:: TASK GOAL ::
Go through the listing below, count the lines that contain "term", and state the number alone.

:: INFORMATION ::

------------------------------------------------------------------------

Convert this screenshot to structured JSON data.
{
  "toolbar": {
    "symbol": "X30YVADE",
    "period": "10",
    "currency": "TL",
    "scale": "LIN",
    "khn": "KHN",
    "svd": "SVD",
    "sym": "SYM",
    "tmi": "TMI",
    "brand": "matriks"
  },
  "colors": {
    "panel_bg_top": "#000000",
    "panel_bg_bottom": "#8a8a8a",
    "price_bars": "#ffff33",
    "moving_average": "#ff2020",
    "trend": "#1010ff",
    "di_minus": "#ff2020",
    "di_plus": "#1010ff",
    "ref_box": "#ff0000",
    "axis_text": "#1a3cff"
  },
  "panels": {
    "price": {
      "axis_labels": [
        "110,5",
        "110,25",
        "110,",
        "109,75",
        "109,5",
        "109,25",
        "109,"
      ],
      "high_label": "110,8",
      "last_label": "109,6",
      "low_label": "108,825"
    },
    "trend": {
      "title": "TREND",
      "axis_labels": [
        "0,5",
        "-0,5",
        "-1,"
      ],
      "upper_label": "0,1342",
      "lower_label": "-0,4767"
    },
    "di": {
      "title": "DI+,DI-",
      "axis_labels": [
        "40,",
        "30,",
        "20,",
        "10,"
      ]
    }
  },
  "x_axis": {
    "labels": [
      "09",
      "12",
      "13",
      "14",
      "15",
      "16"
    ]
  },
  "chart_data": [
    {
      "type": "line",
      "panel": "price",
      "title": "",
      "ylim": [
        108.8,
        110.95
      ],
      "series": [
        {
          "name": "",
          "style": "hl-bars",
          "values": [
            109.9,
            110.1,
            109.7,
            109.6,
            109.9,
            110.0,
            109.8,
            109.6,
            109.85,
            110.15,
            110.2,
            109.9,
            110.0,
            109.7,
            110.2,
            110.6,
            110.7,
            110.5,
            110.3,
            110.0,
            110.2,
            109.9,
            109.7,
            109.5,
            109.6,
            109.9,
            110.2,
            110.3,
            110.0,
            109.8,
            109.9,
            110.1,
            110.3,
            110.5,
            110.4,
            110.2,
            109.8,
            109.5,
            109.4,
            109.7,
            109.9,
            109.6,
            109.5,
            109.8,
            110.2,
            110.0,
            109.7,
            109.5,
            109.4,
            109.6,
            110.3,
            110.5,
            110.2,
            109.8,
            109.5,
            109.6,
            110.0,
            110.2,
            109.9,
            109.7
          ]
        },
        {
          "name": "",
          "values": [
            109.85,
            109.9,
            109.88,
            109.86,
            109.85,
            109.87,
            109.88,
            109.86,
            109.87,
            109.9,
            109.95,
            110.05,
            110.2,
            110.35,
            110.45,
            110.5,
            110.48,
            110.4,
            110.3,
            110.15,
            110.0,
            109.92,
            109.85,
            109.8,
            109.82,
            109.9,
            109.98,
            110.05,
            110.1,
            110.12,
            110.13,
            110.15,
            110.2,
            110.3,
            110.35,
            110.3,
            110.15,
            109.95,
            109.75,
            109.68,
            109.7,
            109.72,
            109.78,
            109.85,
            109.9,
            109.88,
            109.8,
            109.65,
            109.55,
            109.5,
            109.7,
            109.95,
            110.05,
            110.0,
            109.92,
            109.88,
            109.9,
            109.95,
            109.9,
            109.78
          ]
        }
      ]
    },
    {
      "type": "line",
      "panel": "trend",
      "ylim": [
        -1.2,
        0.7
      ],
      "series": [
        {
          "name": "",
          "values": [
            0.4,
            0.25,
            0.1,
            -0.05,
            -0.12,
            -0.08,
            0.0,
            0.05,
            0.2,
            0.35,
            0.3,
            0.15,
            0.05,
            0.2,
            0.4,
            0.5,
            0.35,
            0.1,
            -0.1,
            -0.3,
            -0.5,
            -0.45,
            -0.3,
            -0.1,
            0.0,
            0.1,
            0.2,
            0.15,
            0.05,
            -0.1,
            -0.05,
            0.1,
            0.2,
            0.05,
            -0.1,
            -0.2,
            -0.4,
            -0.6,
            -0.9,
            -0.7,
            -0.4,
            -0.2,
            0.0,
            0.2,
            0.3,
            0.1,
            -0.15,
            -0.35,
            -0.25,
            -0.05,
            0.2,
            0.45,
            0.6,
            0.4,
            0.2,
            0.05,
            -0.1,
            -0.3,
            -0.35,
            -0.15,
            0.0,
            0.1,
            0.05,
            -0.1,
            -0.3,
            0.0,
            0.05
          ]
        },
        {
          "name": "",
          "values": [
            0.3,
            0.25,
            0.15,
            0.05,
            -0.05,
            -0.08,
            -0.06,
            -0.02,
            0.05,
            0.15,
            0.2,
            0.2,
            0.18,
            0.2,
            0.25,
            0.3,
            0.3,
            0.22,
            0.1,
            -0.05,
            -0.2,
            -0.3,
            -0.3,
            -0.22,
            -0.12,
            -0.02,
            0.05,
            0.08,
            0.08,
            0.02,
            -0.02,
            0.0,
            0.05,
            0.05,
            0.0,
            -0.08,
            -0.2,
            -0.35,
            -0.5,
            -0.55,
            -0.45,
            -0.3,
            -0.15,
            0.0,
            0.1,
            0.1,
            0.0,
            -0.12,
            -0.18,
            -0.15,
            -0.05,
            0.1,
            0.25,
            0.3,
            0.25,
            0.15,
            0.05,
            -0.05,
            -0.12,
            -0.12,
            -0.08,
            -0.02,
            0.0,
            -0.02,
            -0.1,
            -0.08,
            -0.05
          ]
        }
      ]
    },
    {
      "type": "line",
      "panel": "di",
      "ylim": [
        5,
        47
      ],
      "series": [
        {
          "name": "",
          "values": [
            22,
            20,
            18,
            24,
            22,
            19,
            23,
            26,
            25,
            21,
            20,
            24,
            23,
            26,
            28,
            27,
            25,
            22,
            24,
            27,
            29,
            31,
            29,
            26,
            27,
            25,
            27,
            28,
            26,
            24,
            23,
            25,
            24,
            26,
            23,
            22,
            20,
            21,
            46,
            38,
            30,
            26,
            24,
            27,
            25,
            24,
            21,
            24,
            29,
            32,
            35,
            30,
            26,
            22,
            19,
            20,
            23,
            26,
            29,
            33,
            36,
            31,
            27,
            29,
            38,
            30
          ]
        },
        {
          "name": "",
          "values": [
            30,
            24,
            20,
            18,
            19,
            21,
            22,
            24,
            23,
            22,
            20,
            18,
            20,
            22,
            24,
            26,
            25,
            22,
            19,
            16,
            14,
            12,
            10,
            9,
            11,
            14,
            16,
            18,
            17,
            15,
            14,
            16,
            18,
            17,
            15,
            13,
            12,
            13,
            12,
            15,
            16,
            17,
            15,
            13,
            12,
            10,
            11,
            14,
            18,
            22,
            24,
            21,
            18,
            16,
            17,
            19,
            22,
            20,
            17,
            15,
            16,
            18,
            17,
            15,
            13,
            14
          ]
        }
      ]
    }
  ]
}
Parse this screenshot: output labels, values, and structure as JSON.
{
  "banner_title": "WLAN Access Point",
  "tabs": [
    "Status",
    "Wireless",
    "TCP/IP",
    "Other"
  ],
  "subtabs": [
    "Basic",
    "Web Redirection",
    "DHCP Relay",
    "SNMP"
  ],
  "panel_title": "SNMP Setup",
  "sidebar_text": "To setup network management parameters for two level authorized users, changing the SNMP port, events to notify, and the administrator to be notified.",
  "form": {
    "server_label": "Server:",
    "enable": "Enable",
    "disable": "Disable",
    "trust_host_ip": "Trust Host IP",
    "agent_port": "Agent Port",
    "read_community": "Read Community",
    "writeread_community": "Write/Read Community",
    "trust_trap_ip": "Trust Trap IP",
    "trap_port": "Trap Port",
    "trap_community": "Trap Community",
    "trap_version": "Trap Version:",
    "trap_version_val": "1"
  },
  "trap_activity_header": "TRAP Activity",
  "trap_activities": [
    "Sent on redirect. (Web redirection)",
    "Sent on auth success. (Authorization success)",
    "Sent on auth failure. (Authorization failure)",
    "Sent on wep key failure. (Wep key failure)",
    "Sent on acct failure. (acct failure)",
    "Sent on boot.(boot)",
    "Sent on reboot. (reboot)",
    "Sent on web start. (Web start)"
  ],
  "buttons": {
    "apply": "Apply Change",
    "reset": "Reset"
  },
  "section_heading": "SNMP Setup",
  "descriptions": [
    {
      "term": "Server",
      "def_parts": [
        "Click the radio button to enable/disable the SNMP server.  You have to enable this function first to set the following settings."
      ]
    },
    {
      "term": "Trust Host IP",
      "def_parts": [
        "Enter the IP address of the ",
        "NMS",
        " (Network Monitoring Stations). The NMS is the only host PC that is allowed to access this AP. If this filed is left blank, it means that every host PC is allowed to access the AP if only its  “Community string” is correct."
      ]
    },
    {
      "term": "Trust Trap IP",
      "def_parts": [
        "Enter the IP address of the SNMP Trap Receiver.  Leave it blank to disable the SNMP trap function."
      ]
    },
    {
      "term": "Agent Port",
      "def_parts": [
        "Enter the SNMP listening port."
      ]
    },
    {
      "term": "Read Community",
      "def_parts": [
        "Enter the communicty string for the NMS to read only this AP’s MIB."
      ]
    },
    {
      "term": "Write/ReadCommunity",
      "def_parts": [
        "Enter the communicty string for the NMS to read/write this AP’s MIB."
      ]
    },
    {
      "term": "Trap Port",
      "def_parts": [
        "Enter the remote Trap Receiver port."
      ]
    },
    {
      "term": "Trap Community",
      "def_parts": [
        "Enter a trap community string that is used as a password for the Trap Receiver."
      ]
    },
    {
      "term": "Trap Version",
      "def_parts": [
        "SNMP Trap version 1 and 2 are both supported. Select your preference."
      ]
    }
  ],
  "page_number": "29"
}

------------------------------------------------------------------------

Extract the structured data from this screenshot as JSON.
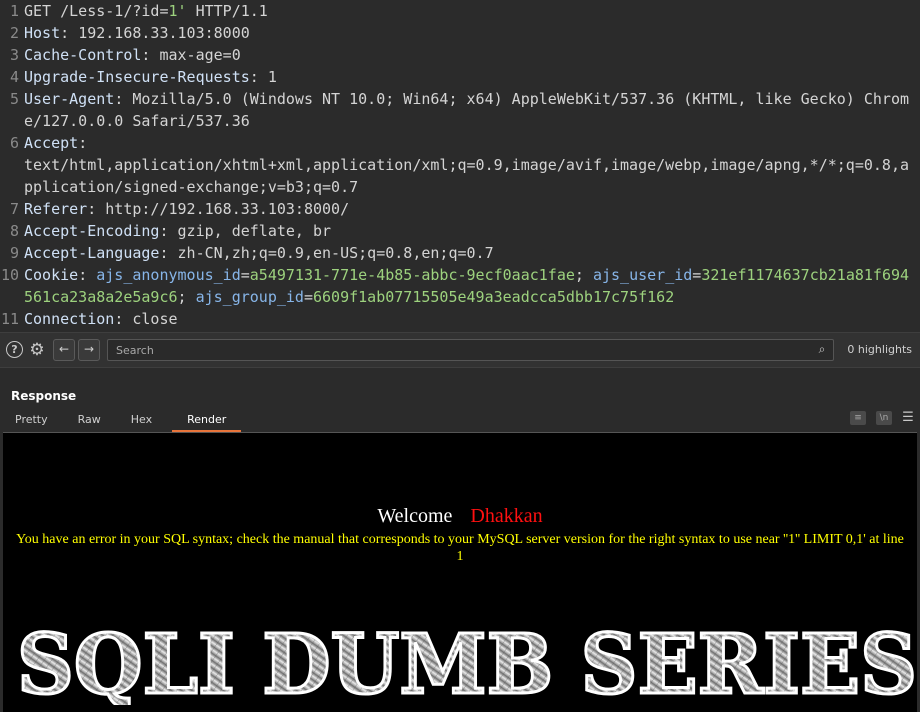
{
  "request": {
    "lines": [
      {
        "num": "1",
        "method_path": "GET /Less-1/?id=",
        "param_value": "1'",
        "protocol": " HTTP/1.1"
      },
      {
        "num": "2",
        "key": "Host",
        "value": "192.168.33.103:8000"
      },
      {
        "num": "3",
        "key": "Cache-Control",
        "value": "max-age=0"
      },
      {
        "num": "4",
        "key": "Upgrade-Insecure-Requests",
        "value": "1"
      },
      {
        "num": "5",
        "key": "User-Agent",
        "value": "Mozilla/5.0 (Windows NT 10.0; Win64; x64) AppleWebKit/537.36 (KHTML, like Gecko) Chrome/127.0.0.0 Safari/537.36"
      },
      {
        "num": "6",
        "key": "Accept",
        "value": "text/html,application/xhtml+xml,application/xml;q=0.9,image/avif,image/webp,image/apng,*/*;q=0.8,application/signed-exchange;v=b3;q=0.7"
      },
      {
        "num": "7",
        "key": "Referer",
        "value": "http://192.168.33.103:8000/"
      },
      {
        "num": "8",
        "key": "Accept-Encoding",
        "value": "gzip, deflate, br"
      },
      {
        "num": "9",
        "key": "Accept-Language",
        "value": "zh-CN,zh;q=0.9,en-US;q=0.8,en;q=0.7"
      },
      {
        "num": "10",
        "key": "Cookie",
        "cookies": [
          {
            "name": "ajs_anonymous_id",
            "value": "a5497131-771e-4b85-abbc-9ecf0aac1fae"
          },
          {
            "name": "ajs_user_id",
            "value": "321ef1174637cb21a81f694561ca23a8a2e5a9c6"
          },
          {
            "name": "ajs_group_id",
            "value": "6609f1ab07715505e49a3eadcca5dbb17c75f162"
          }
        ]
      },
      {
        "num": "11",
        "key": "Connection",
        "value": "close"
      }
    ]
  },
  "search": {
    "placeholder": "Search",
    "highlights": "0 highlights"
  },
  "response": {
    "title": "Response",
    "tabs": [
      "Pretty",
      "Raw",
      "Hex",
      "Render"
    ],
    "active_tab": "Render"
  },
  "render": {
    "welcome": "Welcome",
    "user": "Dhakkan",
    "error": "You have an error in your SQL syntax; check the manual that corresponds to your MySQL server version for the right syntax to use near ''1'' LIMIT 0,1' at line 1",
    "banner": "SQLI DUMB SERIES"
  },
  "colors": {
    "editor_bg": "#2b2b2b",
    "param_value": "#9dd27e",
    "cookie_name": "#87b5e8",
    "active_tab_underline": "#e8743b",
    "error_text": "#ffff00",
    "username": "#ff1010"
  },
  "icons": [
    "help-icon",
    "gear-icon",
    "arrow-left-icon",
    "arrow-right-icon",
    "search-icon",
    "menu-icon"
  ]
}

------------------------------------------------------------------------

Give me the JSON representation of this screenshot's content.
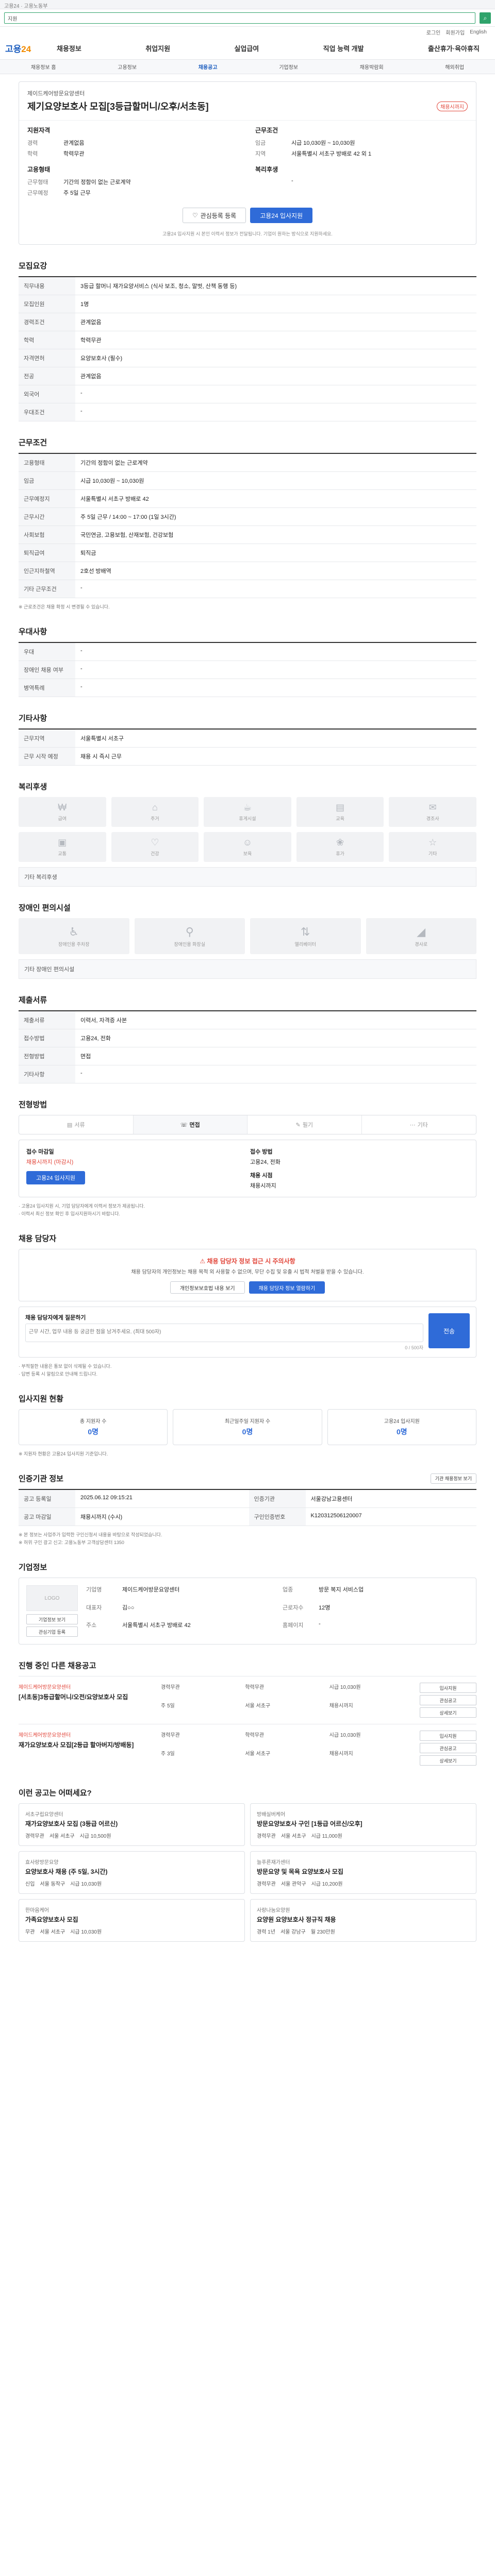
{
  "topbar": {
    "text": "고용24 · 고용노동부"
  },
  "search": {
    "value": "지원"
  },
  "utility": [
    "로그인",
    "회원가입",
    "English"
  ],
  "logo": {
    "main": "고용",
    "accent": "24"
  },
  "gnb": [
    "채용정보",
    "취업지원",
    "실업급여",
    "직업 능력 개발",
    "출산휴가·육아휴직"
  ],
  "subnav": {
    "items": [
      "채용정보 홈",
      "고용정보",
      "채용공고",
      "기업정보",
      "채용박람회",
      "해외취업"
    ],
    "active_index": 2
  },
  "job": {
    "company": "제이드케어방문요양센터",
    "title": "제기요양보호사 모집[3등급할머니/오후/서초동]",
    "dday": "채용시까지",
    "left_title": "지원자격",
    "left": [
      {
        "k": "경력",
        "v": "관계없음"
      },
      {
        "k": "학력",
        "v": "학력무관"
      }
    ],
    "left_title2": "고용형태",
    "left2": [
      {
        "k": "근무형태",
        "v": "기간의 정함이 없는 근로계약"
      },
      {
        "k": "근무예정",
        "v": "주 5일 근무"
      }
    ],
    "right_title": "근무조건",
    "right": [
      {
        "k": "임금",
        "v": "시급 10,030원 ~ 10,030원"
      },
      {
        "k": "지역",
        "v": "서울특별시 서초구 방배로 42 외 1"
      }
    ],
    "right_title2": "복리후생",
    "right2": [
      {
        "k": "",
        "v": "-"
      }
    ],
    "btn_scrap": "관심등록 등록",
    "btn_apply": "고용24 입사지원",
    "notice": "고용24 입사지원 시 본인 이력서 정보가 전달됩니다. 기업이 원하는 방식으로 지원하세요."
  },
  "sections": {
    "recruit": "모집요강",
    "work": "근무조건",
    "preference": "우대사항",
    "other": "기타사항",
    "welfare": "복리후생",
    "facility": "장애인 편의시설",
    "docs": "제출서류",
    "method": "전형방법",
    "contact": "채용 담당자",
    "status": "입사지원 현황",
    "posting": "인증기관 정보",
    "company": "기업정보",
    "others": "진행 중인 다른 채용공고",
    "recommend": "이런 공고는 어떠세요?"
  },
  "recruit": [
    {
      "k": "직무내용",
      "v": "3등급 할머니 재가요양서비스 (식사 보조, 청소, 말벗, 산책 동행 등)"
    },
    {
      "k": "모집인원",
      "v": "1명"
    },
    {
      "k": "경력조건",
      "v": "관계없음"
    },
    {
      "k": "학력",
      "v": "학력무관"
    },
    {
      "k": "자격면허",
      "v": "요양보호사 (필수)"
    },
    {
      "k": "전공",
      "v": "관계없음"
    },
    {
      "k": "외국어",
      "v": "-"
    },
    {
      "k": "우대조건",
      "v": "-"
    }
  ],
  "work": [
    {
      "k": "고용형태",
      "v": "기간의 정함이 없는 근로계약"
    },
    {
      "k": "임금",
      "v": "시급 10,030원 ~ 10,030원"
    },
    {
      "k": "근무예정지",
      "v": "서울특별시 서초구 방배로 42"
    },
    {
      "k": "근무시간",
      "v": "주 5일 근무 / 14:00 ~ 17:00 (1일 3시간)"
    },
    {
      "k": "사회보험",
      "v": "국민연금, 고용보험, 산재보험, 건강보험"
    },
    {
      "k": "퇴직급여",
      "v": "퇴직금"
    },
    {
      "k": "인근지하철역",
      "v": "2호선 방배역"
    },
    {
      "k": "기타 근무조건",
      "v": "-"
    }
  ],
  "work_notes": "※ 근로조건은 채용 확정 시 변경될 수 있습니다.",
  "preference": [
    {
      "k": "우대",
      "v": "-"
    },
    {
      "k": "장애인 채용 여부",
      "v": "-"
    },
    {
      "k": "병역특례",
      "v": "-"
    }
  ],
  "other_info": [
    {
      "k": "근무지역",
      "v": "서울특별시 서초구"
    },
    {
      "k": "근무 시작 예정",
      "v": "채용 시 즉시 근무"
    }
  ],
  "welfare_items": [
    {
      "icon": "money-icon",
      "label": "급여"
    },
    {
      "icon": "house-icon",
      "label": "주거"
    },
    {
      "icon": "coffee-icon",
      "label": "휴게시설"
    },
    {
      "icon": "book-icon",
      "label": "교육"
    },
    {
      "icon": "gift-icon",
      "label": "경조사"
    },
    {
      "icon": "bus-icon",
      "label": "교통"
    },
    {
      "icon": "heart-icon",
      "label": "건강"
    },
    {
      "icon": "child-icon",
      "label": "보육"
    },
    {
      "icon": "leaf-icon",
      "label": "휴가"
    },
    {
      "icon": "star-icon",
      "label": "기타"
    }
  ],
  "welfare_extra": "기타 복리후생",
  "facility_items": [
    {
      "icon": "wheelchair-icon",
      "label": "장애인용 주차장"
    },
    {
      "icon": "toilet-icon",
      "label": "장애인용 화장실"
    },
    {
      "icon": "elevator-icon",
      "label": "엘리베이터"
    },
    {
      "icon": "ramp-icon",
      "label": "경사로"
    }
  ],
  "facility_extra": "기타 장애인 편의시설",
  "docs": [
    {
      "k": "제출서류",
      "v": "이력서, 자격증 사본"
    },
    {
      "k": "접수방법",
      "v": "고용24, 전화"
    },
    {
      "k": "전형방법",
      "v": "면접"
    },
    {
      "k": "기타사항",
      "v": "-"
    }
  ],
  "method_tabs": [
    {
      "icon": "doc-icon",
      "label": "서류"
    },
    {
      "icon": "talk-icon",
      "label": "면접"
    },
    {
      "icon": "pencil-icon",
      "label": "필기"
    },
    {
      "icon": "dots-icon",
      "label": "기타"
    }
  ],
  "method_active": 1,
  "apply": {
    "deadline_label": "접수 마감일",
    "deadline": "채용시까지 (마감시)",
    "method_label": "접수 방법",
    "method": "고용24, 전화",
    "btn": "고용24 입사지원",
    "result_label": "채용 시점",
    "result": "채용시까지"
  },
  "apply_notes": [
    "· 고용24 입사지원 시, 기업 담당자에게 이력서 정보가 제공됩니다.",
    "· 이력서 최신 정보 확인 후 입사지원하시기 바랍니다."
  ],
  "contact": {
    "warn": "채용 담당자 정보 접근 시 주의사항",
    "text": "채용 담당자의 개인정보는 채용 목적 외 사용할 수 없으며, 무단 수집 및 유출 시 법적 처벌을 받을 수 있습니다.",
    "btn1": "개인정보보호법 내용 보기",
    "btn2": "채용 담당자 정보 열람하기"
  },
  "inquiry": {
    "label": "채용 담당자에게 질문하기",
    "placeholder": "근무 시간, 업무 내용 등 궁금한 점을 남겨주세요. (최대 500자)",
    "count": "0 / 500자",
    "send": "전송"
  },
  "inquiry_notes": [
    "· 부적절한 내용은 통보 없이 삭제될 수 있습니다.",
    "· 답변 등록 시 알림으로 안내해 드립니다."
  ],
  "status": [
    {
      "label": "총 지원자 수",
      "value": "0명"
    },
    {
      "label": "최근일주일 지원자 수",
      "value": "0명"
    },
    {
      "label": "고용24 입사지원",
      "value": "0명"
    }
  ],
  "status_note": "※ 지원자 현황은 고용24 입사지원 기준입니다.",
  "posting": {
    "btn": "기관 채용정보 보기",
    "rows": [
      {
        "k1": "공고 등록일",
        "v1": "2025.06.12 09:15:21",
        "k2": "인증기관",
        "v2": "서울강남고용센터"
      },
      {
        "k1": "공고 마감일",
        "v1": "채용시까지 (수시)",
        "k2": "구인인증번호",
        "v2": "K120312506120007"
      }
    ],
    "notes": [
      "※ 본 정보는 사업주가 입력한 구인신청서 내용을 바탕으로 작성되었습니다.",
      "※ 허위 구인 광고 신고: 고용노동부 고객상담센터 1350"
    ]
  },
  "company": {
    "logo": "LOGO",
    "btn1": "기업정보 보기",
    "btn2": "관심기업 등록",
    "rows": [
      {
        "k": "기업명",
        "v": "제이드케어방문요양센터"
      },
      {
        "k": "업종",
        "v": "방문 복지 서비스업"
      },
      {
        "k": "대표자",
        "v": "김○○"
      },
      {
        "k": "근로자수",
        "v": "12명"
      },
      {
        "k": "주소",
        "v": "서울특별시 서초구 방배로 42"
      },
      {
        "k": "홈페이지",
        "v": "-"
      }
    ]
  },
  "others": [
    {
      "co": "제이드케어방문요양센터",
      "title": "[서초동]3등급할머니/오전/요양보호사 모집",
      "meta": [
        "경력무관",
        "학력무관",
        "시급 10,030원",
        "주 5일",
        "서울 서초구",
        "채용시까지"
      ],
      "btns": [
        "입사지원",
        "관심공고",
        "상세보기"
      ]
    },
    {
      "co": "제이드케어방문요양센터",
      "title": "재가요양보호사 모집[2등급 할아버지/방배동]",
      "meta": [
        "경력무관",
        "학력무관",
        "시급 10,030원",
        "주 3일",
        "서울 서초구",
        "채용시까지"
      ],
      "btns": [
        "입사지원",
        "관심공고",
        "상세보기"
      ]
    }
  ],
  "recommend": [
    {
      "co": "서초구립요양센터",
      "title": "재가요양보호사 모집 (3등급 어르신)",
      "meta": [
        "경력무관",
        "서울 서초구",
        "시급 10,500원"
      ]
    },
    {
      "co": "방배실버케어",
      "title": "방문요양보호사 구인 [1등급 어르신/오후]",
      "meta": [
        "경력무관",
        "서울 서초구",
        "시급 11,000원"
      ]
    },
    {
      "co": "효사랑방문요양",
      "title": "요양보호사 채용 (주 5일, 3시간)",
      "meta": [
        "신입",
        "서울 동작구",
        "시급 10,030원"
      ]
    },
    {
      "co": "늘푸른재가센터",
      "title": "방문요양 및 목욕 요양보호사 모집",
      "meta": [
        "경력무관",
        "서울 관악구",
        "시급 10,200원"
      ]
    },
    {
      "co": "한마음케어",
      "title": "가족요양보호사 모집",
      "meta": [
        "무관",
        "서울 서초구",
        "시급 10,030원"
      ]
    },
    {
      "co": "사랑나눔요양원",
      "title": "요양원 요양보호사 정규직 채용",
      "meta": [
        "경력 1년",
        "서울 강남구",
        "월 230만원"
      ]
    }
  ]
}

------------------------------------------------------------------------

:: WRITTEN SOLUTION ::
9